October 31, 2012
In a report released today, the Civic Federation announced its support for the City of Chicago’s proposed $6.5 billion FY2013 budget which reduces the City’s reliance on one-time revenue sources while restructuring City government through better managing personnel expenditures. The full 108-page analysis is available at www.civicfed.org.
The proposal holds the City’s property tax levy nearly flat and does not include any new tax or fee increases. The budget also proposes to eliminate the burdensome Employers’ Expense Tax or “head tax” as of December 31, 2013, six months ahead of schedule. “The City is in a stronger financial position today because of critical reforms implemented by Mayor Emanuel and his team,” said Laurence Msall, president of the Civic Federation. “We are concerned, however, that the City has not yet completely eliminated its reliance on one-time revenue sources.”
The proposed budget closes a $298 million budget gap with increased efforts in healthcare claims management and joint purchasing, more aggressive debt collection, work rule adjustments and expanded opportunities for managed competition. Some of these management reforms will help to contain the sharp personnel-related cost increases that are driving the City’s structural deficit, as over 80% of the City’s Corporate Fund is reserved for personnel costs. With a deficit of $580 million projected for FY2015, steps taken in the past two years to narrow the structural gap must be expanded in the future.
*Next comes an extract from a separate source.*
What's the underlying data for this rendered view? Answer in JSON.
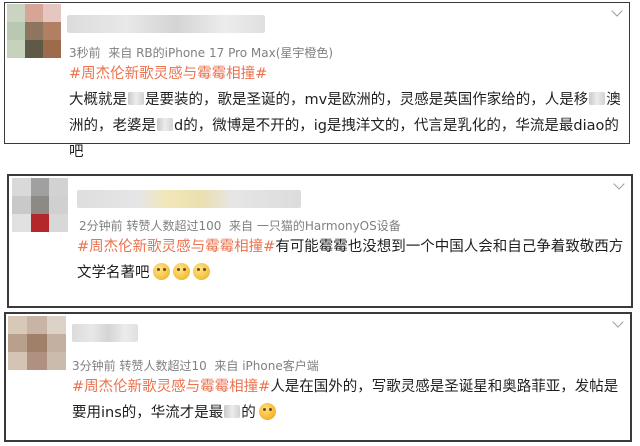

While the City has dramatically reduced its reliance on one-time revenue sources, at least $47 million of the FY2013 budget gap will be closed with non-recurring revenues including refinancing of existing debt and one-time Tax Increment Financing (TIF) surplus. The City places itself in a vulnerable position by depending on significant amounts of revenue that by definition will not be available for next year’s budget.
The Civic Federation also urges the City to develop a long-term plan to build a healthy level of budgetary reserves. The City does have reserves in the form of the $500 million Skyway Long-Term Reserve Fund and is making efforts to replenish its Parking Meter Long-Term Reserve Fund. However, the City does not have Corporate Fund reserves that it has built up through annual budgetary discipline of spending less than it requires in revenue and applying the balance to a reserve. A true budgetary reserve would be a resource in contingencies such as when the City borrowed in 2012 to pay for a $78.4 million tort settlement related to the hiring of firefighters, compounding the cost of the lawsuit for taxpayers.
Funding levels for all four of the City’s pension funds dropped significantly for the fourth consecutive year. Previous reforms to the City’s Police and Fire pension funds will lead to a $733 million increase in the City’s required pension contribution in FY2015. Meanwhile, without reform, the Municipal and Laborers’ Funds are projected to run out of funds in 2025 and 2028, respectively. The Federation strongly urges the City to work with relevant unions and to engage members of the Illinois General Assembly in moving forward with the reform framework Mayor Emanuel presented to the General Assembly in May 2012. “The pension funding crisis threatens to erase all progress made to stabilize City finances,” said Msall. “The Mayor and City Council urgently need to focus their attention and political will on fixing this broken system.”